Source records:
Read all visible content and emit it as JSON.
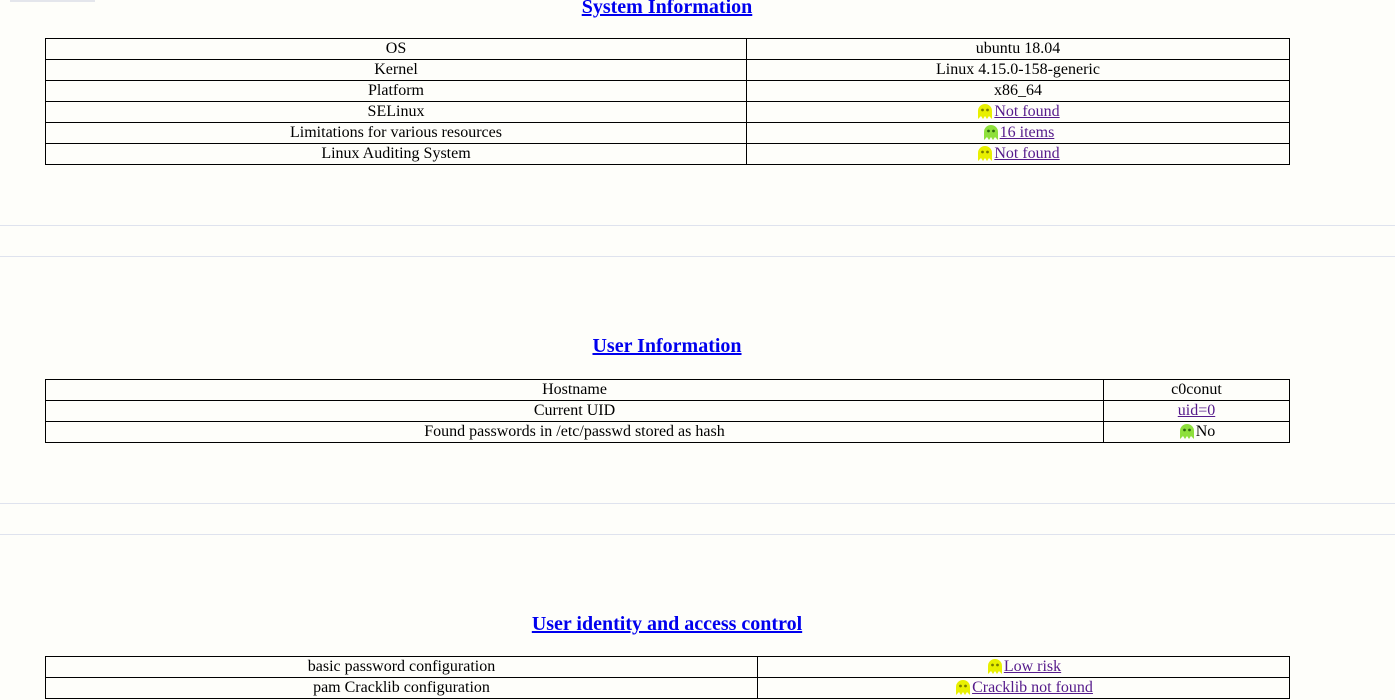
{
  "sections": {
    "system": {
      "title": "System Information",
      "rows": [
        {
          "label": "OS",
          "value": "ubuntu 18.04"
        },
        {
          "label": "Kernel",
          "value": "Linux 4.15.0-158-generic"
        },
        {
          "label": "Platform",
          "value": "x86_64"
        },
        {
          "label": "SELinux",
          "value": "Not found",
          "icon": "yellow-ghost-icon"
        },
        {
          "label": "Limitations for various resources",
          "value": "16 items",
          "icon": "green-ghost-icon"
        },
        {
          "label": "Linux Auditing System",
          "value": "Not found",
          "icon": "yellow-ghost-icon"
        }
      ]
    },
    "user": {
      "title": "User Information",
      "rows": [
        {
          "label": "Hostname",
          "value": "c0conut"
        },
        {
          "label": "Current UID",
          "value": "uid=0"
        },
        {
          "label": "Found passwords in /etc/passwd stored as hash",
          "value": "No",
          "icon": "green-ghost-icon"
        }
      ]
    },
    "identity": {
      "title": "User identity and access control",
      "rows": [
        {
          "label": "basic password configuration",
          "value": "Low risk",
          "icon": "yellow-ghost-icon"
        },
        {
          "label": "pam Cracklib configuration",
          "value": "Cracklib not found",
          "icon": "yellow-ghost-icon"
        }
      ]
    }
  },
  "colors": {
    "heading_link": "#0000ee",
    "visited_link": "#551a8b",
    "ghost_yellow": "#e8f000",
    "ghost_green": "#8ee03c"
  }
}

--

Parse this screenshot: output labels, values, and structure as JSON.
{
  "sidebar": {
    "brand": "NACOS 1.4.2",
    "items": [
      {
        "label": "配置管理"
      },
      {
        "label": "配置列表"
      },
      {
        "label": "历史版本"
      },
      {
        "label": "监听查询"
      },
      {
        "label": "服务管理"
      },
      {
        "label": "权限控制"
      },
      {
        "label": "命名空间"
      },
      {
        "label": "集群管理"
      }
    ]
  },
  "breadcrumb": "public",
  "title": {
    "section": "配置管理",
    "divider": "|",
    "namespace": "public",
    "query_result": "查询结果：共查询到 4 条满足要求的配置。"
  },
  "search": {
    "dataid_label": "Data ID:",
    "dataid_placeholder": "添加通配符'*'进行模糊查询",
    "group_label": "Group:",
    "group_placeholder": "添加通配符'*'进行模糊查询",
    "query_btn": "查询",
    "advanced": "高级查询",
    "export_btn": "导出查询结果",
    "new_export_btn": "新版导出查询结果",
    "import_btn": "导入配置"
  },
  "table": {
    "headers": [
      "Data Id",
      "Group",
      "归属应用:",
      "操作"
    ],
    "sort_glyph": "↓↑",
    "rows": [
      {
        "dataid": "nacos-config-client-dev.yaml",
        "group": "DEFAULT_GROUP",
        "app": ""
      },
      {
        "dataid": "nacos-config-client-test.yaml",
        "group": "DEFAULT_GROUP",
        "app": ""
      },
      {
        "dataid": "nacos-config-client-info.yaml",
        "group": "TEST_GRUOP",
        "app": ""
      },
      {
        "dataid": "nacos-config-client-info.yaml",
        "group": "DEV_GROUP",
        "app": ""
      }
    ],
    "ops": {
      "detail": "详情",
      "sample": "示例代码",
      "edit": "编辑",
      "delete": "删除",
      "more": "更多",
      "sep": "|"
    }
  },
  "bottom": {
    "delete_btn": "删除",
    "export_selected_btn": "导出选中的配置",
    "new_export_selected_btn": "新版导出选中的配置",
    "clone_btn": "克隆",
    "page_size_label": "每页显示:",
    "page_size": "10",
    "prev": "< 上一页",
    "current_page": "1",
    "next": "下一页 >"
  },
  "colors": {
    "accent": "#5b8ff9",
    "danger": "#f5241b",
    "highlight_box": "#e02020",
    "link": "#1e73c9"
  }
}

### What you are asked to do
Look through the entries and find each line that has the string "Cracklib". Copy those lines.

### Response to the exercise
          "label": "pam Cracklib configuration",
          "value": "Cracklib not found",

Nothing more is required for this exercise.